Press Apply. The preview should now appear like this:


Click Save.

With some CSS styling you can come up with a snazzy looking sidebar comment list like this:


Drupal 8 Installation On a VPS

This was done on an Ubuntu 14.04 laptop (named groundcontrol). For all intents and purposes it is similar to a VPS. Just like a VPS it has MySQL, Php and Apache running a virtual host, all current versions as of this time.

This tutorial assumes you have set up your VPS appropriately, with the proper directories prepared, hosts file and DNS ready, etc.

I. Download and un-compress.

Go to, click ‘Download & Extend’


Click Drupal 8, right click the latest Drupal core 8.x and select ‘copy link address’.


Via SSH, login your VPS and go to the directory you set up for the installation. Here I used ‘/srv/www/d8’.

  • Enter ‘sudo wget’ then right-click your mouse to paste the address on the command line, ie.
sudo wget

The latest compressed drupal 8 files will download.

  • Uncompress the file
ghm33@groundcontrol /srv/www/d8 $ sudo tar xvzf drupal-8.1.1.tar.gz

The files will decompress into a folder called drupal-8.1.1.

  • Move all the compressed files in the new drupal-8.1.1 directory into public_html.
ghm33@groundcontrol /srv/www/d8 $ sudo cp -rv drupal-8.1.1/* public_html/

Enter the command ‘ls public_html/’ and you will now see all the drupal 8 directories and files properly laid out.


II. Prepare database.

Still in the terminal, login mysql.

sudo mysql -u root -p
  • Enter password to login mysql shell.
  • Create a database:
    create database d8;
  • Create a user and grant privileges to that user on d8:
    grant all on d8.* to 'd8user' identified by 'password';
  • flush priviliges;
  • quit


You now have an empty database (d8) and a database user (d8user). List this down.

III. Set up Drupal 8.

Open your browser and enter the url where you placed the drupal 8 files. This should appear:


After choosing a language, click ‘standard installation’ in ‘choose profile’.


A few errors appear.

  • Fix the clean URLs issue (the .htaccess file was not included when we copied it over).
 sudo cp -rv /srv/www/d8/drupal-8.1.1/.htaccess /srv/www/d8/public_html/
  • Fix the File System issue:
sudo mkdir -p /srv/www/d8/public_html/sites/default/files
  • Fix the Settings file issue:
sudo cp -rv /srv/www/d8/public_html/sites/default/default.settings.php /srv/www/d8/public_html/sites/default/settings.php
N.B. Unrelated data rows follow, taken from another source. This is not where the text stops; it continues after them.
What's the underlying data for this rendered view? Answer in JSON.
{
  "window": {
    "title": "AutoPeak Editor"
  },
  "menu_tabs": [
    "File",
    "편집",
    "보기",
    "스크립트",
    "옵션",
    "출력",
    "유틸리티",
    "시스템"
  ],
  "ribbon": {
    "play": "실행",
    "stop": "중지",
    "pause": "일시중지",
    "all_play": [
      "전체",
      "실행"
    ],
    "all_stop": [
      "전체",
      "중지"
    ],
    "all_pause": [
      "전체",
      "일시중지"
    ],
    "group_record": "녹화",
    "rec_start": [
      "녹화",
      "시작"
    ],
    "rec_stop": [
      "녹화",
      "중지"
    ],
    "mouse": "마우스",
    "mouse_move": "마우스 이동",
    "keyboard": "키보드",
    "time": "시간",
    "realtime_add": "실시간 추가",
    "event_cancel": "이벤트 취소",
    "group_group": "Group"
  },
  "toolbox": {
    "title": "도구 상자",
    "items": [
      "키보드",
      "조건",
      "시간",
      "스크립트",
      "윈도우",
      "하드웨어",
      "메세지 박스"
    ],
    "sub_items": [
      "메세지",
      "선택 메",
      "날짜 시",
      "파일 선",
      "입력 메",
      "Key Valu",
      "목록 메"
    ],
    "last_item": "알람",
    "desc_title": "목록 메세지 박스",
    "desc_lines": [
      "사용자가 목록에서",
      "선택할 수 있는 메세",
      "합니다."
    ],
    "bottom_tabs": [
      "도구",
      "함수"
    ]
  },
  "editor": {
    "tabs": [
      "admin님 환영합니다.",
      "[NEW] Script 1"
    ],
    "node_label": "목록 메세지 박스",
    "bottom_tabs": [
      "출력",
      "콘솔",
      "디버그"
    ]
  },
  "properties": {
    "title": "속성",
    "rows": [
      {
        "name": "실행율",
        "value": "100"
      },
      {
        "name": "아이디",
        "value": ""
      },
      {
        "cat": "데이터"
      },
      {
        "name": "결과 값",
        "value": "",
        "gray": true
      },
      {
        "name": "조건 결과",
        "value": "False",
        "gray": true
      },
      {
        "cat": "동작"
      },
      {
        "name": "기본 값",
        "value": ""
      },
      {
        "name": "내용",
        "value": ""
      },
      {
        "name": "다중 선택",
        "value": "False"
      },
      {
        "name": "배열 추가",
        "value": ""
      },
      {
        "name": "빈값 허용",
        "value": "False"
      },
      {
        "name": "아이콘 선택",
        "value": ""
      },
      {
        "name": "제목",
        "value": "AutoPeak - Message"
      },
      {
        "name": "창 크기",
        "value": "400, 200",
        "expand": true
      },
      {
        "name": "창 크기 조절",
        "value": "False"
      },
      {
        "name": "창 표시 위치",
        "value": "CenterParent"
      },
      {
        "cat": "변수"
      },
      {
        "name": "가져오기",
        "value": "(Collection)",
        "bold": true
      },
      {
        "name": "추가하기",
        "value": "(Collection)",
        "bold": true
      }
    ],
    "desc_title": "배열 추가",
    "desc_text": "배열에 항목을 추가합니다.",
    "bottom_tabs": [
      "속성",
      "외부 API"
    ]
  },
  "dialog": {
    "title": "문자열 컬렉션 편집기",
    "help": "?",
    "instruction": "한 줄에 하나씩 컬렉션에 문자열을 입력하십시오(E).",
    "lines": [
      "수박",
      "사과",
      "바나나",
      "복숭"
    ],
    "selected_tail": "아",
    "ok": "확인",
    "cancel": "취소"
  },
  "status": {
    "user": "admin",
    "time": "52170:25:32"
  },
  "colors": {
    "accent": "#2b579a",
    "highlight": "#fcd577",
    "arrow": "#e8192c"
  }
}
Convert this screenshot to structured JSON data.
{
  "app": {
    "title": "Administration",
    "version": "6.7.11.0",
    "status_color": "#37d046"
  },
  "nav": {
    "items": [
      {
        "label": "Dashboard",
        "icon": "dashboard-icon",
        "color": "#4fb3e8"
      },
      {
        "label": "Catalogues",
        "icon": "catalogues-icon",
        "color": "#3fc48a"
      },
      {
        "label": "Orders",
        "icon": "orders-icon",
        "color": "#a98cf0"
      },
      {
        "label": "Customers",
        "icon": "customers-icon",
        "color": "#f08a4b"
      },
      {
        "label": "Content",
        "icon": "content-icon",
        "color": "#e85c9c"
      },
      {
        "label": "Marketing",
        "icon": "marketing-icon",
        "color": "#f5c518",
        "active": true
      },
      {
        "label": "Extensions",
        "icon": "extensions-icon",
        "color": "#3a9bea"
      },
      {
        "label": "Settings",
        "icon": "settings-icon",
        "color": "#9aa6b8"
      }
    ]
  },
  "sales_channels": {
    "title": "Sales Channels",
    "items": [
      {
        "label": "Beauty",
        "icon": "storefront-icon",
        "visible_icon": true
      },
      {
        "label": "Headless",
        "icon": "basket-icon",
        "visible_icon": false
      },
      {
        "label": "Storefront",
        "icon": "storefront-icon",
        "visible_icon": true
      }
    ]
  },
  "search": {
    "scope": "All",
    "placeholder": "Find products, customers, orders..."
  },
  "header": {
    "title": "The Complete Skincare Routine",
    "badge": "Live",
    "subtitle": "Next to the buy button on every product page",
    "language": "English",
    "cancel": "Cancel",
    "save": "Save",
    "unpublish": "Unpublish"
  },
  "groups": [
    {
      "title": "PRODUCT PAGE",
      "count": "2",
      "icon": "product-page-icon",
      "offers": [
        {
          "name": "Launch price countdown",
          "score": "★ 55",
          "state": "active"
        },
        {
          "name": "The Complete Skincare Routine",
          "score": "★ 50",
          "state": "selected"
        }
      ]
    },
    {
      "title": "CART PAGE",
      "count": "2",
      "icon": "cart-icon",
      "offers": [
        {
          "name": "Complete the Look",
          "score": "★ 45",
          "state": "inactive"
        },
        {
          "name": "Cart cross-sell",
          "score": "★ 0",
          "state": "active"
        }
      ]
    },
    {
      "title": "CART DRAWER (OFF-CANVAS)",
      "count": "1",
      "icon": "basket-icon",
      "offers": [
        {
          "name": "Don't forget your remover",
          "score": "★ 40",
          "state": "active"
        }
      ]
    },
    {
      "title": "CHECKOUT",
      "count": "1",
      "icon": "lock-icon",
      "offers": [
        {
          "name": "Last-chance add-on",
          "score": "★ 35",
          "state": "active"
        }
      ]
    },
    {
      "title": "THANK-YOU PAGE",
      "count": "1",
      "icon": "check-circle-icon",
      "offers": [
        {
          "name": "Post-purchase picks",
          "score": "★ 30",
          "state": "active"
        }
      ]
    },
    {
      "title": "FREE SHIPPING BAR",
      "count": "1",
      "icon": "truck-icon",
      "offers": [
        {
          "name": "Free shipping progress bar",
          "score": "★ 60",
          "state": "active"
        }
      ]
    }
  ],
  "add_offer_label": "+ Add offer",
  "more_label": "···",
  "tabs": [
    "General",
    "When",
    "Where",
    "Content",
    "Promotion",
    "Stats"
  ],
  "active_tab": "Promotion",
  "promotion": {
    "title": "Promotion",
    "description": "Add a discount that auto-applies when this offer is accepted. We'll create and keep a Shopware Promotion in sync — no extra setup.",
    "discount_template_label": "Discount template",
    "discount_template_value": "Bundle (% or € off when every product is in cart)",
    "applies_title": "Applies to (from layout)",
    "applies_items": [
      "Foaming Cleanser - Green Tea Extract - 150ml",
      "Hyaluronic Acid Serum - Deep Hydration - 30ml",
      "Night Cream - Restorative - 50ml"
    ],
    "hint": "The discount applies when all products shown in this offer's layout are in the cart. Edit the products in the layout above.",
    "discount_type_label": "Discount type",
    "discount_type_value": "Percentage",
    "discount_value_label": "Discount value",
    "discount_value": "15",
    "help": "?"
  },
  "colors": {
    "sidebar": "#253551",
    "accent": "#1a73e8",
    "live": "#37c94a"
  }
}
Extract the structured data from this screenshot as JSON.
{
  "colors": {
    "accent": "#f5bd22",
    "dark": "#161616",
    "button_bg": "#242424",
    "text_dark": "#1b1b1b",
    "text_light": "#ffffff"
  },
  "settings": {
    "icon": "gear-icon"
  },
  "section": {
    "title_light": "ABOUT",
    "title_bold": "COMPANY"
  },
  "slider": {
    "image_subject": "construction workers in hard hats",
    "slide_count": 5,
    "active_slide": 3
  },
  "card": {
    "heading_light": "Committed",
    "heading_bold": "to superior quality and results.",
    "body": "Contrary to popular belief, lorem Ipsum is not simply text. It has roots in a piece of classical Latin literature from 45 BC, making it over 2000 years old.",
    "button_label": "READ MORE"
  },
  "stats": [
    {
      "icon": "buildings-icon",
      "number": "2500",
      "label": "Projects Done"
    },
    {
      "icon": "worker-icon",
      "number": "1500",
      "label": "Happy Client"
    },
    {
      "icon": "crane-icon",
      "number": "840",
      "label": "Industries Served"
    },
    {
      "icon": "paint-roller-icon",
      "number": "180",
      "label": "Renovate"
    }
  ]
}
Refresh the page. You will probably see these messages:


  • Fix the file system issue:
 sudo chmod -R 777 /srv/www/d8/public_html/sites/default/files/
  • Fix the settings file issue:
sudo chmod 777 /srv/www/d8/public_html/sites/default/settings.php
  • Refresh your browser and proceed. Enter the database details prepared earlier.




This message will appear:


Enter the ff. commands to fix these:

sudo chmod 444 /srv/www/d8/public_html/sites/default/settings.php

sudo chmod -R 755 /srv/www/d8/public_html/sites/default/files/

You should now have a working Drupal 8 installation.


Visit the ‘admin/reports/status’ page first and deal with any issues you find there. We will cover file and directory permissions in another post.